(Items from an interface collection)
━━━━━━━━

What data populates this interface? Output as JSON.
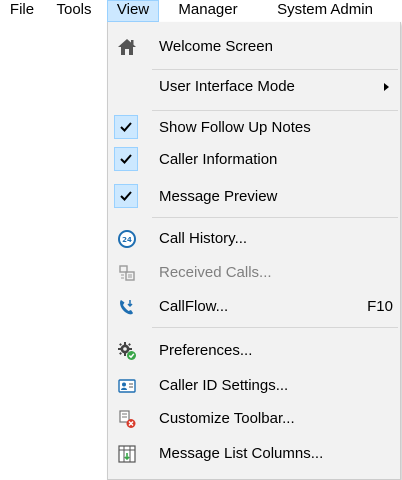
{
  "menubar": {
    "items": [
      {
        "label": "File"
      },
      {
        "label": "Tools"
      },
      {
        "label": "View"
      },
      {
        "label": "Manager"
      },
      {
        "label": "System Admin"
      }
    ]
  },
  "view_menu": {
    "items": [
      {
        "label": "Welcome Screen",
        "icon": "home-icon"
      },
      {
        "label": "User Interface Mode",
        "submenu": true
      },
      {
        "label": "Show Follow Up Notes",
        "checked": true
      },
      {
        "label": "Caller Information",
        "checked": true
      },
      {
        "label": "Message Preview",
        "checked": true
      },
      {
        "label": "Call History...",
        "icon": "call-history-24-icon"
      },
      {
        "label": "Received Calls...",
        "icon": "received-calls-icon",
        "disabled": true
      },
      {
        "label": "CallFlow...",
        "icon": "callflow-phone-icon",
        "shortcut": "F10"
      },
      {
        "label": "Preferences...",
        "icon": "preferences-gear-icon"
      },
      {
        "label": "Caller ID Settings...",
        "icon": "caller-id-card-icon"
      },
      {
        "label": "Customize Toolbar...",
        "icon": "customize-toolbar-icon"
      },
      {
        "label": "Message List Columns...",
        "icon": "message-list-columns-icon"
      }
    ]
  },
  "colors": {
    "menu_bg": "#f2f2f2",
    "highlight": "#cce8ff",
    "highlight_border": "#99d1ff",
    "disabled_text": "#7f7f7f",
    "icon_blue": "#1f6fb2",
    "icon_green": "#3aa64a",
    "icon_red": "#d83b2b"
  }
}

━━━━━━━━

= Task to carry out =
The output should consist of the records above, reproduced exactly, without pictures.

= Solution below =
What data populates this interface? Output as JSON.
{
  "menubar": {
    "items": [
      {
        "label": "File"
      },
      {
        "label": "Tools"
      },
      {
        "label": "View"
      },
      {
        "label": "Manager"
      },
      {
        "label": "System Admin"
      }
    ]
  },
  "view_menu": {
    "items": [
      {
        "label": "Welcome Screen",
        "icon": "home-icon"
      },
      {
        "label": "User Interface Mode",
        "submenu": true
      },
      {
        "label": "Show Follow Up Notes",
        "checked": true
      },
      {
        "label": "Caller Information",
        "checked": true
      },
      {
        "label": "Message Preview",
        "checked": true
      },
      {
        "label": "Call History...",
        "icon": "call-history-24-icon"
      },
      {
        "label": "Received Calls...",
        "icon": "received-calls-icon",
        "disabled": true
      },
      {
        "label": "CallFlow...",
        "icon": "callflow-phone-icon",
        "shortcut": "F10"
      },
      {
        "label": "Preferences...",
        "icon": "preferences-gear-icon"
      },
      {
        "label": "Caller ID Settings...",
        "icon": "caller-id-card-icon"
      },
      {
        "label": "Customize Toolbar...",
        "icon": "customize-toolbar-icon"
      },
      {
        "label": "Message List Columns...",
        "icon": "message-list-columns-icon"
      }
    ]
  },
  "colors": {
    "menu_bg": "#f2f2f2",
    "highlight": "#cce8ff",
    "highlight_border": "#99d1ff",
    "disabled_text": "#7f7f7f",
    "icon_blue": "#1f6fb2",
    "icon_green": "#3aa64a",
    "icon_red": "#d83b2b"
  }
}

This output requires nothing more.